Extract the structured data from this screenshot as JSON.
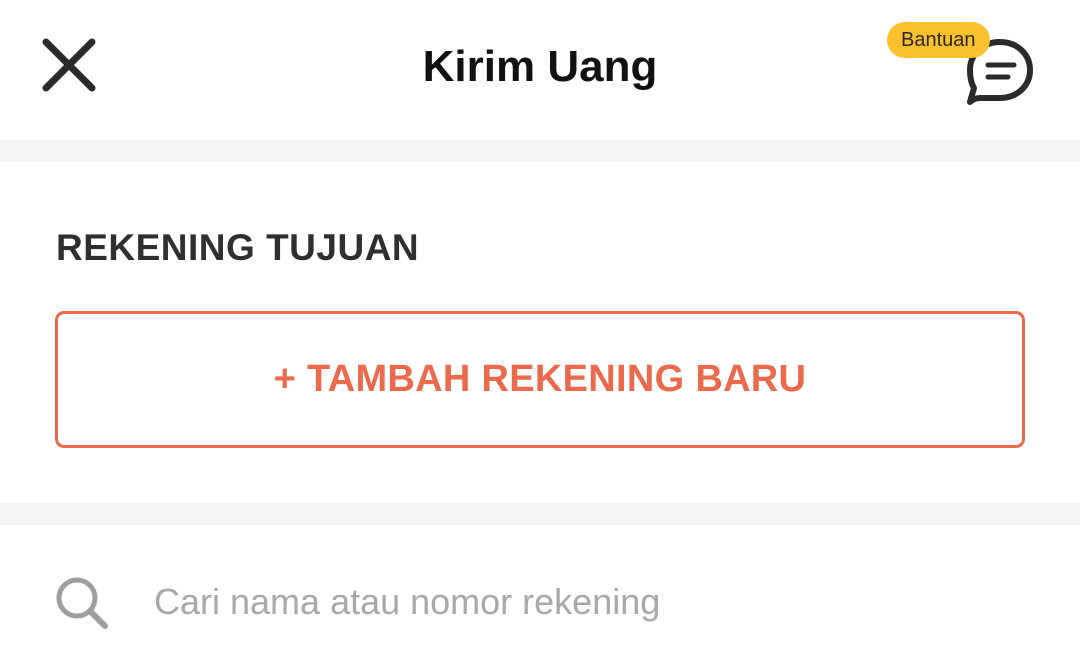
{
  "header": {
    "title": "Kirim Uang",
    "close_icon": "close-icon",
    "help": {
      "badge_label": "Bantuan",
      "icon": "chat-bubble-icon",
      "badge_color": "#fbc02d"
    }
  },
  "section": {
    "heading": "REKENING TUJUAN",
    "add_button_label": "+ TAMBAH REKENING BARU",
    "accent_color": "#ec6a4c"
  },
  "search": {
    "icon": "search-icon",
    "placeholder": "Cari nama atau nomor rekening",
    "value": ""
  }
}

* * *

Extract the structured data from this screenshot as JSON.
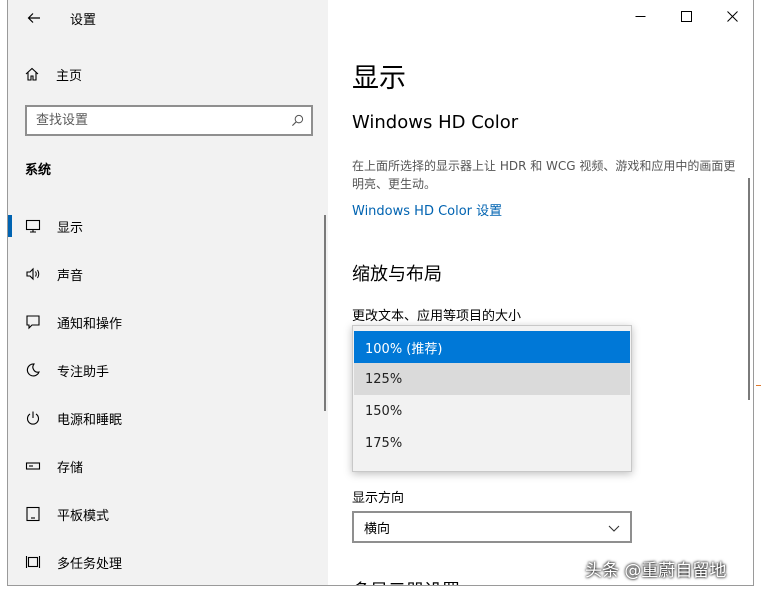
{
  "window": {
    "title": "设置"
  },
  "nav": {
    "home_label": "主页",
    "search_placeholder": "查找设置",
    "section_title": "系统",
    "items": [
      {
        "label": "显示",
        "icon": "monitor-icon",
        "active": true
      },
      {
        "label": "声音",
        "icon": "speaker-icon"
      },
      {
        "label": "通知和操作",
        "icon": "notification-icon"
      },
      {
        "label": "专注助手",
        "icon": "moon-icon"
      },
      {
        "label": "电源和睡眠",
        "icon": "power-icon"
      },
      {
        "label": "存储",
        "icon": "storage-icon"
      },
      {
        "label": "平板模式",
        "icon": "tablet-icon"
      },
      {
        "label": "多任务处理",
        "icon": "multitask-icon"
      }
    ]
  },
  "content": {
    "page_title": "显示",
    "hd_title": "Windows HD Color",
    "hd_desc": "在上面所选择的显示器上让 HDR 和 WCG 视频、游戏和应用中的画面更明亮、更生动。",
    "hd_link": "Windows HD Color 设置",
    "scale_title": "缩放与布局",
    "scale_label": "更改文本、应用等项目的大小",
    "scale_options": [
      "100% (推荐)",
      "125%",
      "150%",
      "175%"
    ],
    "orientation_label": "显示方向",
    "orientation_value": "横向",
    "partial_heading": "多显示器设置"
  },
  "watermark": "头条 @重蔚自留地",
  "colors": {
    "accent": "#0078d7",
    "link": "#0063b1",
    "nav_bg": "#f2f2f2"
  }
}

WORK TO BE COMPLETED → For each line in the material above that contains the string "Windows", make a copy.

EXERCISE OUTPUT →
    "hd_title": "Windows HD Color",
    "hd_link": "Windows HD Color 设置",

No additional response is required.